EXERCISE INSTRUCTIONS: Copy out every line of the data where the word "photo" is found.

DATA EXTRACT:
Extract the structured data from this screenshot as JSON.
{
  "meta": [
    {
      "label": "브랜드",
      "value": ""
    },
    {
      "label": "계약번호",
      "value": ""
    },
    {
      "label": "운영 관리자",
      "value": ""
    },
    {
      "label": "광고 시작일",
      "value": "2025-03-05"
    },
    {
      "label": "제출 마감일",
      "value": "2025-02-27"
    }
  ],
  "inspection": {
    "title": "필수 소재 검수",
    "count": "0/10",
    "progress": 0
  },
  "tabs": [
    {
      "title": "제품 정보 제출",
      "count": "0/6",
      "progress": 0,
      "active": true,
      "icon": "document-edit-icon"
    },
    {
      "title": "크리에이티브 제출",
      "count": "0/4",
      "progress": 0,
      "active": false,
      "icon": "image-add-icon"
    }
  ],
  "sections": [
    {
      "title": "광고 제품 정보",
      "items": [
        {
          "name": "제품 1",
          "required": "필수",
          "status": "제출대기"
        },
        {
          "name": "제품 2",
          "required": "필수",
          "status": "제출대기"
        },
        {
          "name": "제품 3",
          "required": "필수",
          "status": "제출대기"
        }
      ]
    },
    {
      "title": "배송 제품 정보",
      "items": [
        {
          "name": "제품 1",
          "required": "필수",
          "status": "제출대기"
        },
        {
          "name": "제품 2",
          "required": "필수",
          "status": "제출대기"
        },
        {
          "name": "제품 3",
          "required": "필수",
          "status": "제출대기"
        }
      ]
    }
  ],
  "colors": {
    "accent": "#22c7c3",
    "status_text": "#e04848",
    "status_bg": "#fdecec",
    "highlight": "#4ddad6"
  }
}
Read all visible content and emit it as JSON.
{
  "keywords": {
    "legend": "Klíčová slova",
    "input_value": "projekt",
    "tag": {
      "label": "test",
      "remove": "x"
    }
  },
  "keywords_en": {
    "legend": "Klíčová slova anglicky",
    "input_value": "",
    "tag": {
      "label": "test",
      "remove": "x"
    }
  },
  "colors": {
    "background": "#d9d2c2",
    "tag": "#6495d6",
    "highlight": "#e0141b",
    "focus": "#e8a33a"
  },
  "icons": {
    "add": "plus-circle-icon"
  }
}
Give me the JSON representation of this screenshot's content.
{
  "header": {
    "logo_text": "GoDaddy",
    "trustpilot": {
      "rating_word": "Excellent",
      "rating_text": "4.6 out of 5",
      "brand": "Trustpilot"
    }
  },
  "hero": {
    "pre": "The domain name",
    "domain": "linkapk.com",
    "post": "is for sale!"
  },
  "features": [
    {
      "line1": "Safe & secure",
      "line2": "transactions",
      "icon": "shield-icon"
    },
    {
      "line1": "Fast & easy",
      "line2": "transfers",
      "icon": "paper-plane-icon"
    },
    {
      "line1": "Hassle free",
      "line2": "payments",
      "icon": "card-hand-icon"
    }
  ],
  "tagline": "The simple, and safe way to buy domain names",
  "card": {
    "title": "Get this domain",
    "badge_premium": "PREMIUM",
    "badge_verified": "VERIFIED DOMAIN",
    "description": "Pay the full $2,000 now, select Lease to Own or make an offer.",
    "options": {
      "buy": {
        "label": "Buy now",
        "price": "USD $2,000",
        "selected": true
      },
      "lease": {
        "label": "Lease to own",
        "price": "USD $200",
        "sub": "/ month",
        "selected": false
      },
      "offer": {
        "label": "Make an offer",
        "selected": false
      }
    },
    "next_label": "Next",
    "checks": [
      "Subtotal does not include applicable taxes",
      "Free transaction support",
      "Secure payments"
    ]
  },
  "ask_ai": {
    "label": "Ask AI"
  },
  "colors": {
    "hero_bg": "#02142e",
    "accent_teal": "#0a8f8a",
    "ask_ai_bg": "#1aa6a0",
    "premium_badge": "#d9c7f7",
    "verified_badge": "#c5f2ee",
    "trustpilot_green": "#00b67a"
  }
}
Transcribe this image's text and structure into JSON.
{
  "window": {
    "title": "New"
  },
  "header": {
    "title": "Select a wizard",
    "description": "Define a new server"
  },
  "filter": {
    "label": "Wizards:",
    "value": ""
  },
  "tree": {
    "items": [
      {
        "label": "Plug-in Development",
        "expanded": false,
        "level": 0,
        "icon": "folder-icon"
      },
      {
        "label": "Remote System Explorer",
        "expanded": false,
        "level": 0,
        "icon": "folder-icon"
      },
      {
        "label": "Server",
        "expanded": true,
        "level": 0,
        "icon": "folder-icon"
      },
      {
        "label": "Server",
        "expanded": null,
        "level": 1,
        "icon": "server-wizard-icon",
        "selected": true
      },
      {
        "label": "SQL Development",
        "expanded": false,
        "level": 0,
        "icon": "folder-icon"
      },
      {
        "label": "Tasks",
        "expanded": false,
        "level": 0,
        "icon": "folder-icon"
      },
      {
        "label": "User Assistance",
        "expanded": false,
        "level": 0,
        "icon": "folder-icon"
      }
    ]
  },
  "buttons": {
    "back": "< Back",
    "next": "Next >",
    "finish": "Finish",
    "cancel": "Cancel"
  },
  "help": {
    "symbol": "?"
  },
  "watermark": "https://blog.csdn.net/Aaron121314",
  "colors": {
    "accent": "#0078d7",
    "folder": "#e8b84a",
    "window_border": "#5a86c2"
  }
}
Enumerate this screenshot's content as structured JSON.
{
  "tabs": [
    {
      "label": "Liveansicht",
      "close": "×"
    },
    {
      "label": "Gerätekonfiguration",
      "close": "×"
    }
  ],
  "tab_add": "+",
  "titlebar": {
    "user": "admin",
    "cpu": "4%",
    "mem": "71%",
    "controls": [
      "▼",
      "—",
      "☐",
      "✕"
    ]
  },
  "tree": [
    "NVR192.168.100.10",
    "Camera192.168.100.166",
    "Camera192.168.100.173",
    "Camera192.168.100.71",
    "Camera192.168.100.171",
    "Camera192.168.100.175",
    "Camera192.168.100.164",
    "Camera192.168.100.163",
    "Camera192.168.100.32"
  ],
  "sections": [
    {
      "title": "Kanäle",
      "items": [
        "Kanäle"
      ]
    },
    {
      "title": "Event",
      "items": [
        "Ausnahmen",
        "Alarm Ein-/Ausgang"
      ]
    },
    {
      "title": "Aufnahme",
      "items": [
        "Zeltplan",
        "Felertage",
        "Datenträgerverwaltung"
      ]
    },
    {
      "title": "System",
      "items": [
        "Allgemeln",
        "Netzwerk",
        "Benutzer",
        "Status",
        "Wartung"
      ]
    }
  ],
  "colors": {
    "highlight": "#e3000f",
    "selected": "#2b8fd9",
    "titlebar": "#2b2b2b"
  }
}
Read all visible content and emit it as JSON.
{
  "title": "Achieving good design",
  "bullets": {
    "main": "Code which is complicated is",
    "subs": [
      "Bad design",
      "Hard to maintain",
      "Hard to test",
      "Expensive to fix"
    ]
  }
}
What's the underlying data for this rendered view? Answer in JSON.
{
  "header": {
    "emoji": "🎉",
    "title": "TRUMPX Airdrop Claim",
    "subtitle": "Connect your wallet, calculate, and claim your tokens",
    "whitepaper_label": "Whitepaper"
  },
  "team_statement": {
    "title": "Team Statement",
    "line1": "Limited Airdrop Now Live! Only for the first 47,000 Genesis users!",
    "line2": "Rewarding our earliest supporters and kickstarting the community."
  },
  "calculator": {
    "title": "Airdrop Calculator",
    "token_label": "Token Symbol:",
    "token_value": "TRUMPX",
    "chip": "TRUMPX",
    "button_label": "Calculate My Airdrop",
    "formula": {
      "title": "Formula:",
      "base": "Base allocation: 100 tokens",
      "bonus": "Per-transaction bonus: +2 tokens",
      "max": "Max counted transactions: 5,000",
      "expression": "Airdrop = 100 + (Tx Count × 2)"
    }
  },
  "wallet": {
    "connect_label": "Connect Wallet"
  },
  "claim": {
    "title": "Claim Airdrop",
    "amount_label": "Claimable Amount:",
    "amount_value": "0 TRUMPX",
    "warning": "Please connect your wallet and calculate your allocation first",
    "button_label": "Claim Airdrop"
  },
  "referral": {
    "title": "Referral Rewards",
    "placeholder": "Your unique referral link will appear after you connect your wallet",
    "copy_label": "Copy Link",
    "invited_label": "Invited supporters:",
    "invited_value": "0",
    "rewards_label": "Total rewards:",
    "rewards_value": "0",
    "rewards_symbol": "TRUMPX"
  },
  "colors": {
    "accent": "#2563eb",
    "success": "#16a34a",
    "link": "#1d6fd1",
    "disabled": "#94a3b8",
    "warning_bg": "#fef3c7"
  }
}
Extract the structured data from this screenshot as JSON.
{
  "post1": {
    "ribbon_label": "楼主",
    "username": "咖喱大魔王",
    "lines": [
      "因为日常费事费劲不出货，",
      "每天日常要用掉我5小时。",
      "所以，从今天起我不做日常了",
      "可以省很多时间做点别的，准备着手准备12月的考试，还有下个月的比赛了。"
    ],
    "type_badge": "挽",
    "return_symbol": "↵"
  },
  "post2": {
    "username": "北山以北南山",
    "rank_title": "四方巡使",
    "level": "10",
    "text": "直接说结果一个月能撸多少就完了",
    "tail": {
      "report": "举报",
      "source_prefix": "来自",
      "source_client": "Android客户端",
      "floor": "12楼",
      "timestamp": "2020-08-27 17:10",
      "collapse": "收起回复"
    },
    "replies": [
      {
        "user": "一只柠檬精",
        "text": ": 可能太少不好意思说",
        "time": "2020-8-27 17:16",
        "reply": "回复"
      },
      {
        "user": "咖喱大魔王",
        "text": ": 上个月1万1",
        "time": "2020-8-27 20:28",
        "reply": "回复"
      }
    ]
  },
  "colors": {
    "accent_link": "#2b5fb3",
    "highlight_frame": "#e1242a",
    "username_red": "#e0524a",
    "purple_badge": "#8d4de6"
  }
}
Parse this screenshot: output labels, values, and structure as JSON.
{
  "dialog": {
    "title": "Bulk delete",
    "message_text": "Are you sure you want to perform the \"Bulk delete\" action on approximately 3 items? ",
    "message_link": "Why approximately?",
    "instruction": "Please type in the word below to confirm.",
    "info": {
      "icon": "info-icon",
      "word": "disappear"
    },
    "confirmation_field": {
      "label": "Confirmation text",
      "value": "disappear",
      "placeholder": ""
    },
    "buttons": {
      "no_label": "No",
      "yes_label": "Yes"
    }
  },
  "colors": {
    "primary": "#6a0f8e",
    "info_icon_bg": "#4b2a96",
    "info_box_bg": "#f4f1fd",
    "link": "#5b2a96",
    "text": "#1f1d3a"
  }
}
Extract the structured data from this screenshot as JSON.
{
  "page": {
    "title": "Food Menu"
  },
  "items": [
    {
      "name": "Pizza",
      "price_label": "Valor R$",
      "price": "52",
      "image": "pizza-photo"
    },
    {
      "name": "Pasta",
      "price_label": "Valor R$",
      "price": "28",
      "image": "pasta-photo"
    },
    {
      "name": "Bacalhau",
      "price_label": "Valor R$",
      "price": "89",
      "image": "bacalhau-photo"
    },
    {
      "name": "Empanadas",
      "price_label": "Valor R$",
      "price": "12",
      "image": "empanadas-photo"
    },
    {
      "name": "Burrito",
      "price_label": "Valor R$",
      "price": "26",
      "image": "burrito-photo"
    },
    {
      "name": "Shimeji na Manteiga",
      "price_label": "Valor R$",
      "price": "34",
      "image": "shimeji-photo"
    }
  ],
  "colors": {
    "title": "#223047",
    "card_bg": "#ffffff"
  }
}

WRITTEN RESPONSE:
      "image": "pizza-photo"
      "image": "pasta-photo"
      "image": "bacalhau-photo"
      "image": "empanadas-photo"
      "image": "burrito-photo"
      "image": "shimeji-photo"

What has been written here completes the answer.